▶ TASK DESCRIPTION:
The response must restate the data exactly, with nothing left out.

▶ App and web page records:
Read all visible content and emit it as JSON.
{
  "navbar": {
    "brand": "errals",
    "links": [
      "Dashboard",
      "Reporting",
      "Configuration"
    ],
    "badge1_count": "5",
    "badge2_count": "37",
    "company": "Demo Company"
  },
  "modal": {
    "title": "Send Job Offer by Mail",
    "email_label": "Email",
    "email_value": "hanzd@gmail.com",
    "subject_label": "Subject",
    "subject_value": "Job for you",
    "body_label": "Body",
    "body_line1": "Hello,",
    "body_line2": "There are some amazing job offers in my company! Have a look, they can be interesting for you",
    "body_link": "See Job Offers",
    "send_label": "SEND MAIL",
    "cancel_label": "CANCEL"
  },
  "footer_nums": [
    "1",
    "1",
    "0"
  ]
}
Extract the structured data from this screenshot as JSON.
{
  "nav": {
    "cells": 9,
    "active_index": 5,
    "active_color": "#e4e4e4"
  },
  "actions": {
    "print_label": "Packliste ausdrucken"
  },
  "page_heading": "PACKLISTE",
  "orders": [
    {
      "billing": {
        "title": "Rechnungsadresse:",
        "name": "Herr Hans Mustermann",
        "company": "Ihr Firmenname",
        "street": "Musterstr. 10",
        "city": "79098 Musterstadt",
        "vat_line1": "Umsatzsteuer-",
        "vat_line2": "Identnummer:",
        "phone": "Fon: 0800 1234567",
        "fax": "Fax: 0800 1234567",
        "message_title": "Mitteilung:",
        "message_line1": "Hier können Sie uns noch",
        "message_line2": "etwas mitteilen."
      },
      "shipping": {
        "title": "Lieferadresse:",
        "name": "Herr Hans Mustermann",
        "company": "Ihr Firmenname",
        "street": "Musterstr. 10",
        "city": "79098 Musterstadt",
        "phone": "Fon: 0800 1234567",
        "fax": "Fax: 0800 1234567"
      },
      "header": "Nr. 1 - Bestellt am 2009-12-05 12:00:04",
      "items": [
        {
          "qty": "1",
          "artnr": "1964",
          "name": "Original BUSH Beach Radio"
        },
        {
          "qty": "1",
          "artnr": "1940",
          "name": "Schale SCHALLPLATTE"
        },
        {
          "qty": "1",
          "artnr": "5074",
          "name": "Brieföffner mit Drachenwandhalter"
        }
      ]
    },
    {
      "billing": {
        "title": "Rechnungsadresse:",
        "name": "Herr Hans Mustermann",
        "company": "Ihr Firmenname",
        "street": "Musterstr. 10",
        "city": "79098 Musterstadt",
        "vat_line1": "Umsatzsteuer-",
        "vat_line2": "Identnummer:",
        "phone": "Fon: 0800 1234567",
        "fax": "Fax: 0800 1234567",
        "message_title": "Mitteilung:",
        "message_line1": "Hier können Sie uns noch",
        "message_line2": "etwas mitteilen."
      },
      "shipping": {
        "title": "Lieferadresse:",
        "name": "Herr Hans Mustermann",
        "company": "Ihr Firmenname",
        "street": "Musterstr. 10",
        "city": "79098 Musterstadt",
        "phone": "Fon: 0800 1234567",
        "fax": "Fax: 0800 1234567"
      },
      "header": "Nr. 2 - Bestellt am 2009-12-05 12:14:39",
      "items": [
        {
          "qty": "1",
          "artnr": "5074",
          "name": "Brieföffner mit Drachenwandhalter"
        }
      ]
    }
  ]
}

▶ RESULT:
Read all visible content and emit it as JSON.
{
  "navbar": {
    "brand": "errals",
    "links": [
      "Dashboard",
      "Reporting",
      "Configuration"
    ],
    "badge1_count": "5",
    "badge2_count": "37",
    "company": "Demo Company"
  },
  "modal": {
    "title": "Send Job Offer by Mail",
    "email_label": "Email",
    "email_value": "hanzd@gmail.com",
    "subject_label": "Subject",
    "subject_value": "Job for you",
    "body_label": "Body",
    "body_line1": "Hello,",
    "body_line2": "There are some amazing job offers in my company! Have a look, they can be interesting for you",
    "body_link": "See Job Offers",
    "send_label": "SEND MAIL",
    "cancel_label": "CANCEL"
  },
  "footer_nums": [
    "1",
    "1",
    "0"
  ]
}
Extract the structured data from this screenshot as JSON.
{
  "nav": {
    "cells": 9,
    "active_index": 5,
    "active_color": "#e4e4e4"
  },
  "actions": {
    "print_label": "Packliste ausdrucken"
  },
  "page_heading": "PACKLISTE",
  "orders": [
    {
      "billing": {
        "title": "Rechnungsadresse:",
        "name": "Herr Hans Mustermann",
        "company": "Ihr Firmenname",
        "street": "Musterstr. 10",
        "city": "79098 Musterstadt",
        "vat_line1": "Umsatzsteuer-",
        "vat_line2": "Identnummer:",
        "phone": "Fon: 0800 1234567",
        "fax": "Fax: 0800 1234567",
        "message_title": "Mitteilung:",
        "message_line1": "Hier können Sie uns noch",
        "message_line2": "etwas mitteilen."
      },
      "shipping": {
        "title": "Lieferadresse:",
        "name": "Herr Hans Mustermann",
        "company": "Ihr Firmenname",
        "street": "Musterstr. 10",
        "city": "79098 Musterstadt",
        "phone": "Fon: 0800 1234567",
        "fax": "Fax: 0800 1234567"
      },
      "header": "Nr. 1 - Bestellt am 2009-12-05 12:00:04",
      "items": [
        {
          "qty": "1",
          "artnr": "1964",
          "name": "Original BUSH Beach Radio"
        },
        {
          "qty": "1",
          "artnr": "1940",
          "name": "Schale SCHALLPLATTE"
        },
        {
          "qty": "1",
          "artnr": "5074",
          "name": "Brieföffner mit Drachenwandhalter"
        }
      ]
    },
    {
      "billing": {
        "title": "Rechnungsadresse:",
        "name": "Herr Hans Mustermann",
        "company": "Ihr Firmenname",
        "street": "Musterstr. 10",
        "city": "79098 Musterstadt",
        "vat_line1": "Umsatzsteuer-",
        "vat_line2": "Identnummer:",
        "phone": "Fon: 0800 1234567",
        "fax": "Fax: 0800 1234567",
        "message_title": "Mitteilung:",
        "message_line1": "Hier können Sie uns noch",
        "message_line2": "etwas mitteilen."
      },
      "shipping": {
        "title": "Lieferadresse:",
        "name": "Herr Hans Mustermann",
        "company": "Ihr Firmenname",
        "street": "Musterstr. 10",
        "city": "79098 Musterstadt",
        "phone": "Fon: 0800 1234567",
        "fax": "Fax: 0800 1234567"
      },
      "header": "Nr. 2 - Bestellt am 2009-12-05 12:14:39",
      "items": [
        {
          "qty": "1",
          "artnr": "5074",
          "name": "Brieföffner mit Drachenwandhalter"
        }
      ]
    }
  ]
}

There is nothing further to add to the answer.